I was chatting with a priest who is a judge with the marriage tribunal of his large Eastern diocese when he shared an interesting tidbit of information. In his diocese and the other dioceses of his state, the number of requests for marriage annulments has lately fallen by 10 percent.
Good news? Fewer marriages on the rocks? Not really, he explained. “People are getting married later, some don’t bother to marry at all, others marry outside the Church, and others don’t come to the tribunal when their marriages break down.”
“Then,” I hazarded, “this 10 percent drop is just a new phase in the same old set of problems?” The tribunal judge nodded—that was the size of it.
All of which is confirmation that the Catholic sector of the crisis of American marriage is going strong. The most telling statistic may be the sharp drop-off in the sheer number of Catholic marriages. Back in 1990, with the Catholic population at 55 million, there were 334,000 of them; in 2010, when Catholics numbered 68.5 million, marriages had fallen by nearly half to around 179,000.
If it’s any consolation, what has been happening to Catholic marriage reflects developments in American marriage. Marriages in this country dropped from 2.44 million in 1990 to 2.08 million in 2009, even as the population of the United States was rising 60 million. A Pew Research Center study says that just 51 percent of American adults are married now. (The figure in 2000 was 57 percent.)
Many factors combine to account for the decline of marriage—from economic pressures to the campaign to recognize homosexual relationships as marriages, which undermines the unique status of traditional marriage understood to be a relationship between a man and a woman—and only that.

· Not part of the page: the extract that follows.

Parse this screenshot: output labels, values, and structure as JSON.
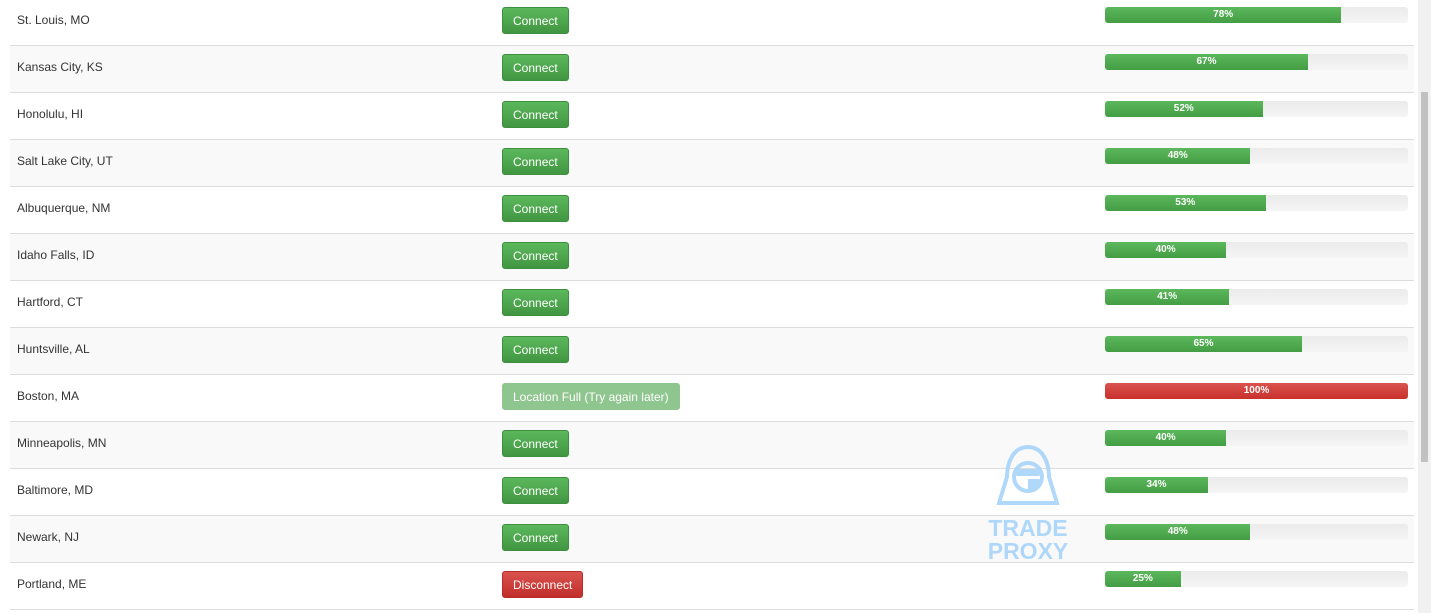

Among Catholics, poor religious formation—or none—very often has a central role. Undoubtedly, too, divorce plays a key part, especially no-fault divorce, which Michael McManus says should be called “unilateral divorce.” There have been more than a million divorces yearly in the United States since 1975, and very many of these were of the no-fault variety.
Significant in this context is the huge increase in cohabitation—523,000 cohabiting couples in the U.S. in 1970 and 7.5 million in 2010. McManus, a non-Catholic journalist who is founder of a group called Marriage Savers, says the rise is driven partly by “understandable fear of divorce” among couples who anticipate fewer hassles ahead if they don’t bother marrying at all.
The social costs of divorce are well established, and to a great extent it’s the children of divorced couples who are paying them. Kids from non-intact families are three times as likely as other kids to be expelled from school or become teenage out-of-wedlock parents, six times as likely to live in poverty, twelve times as likely to land in jail.
Various solutions have been proposed to the no-fault plague, among them legislation called the Second Chances Act. It provides a one-year waiting period before divorce along with education in reconciliation as an option. Sponsors William J. Doherty, a University of Minnesota scholar, and Leah Ward Sears, former Chief Justice of the Georgia Supreme Court, cite studies showing that among 40 percent of divorcing couples, at least one spouse is open to reconciliation.
McManus scoffs at the cliché “you can’t legislate morality.” He writes: “Nonsense. For forty years public policy has been legislating immorality by favoring divorce and cohabitation over marriage, and the consequences have been devastating…. The timeless institution of marriage can be revived.”
It’s sure worth a try.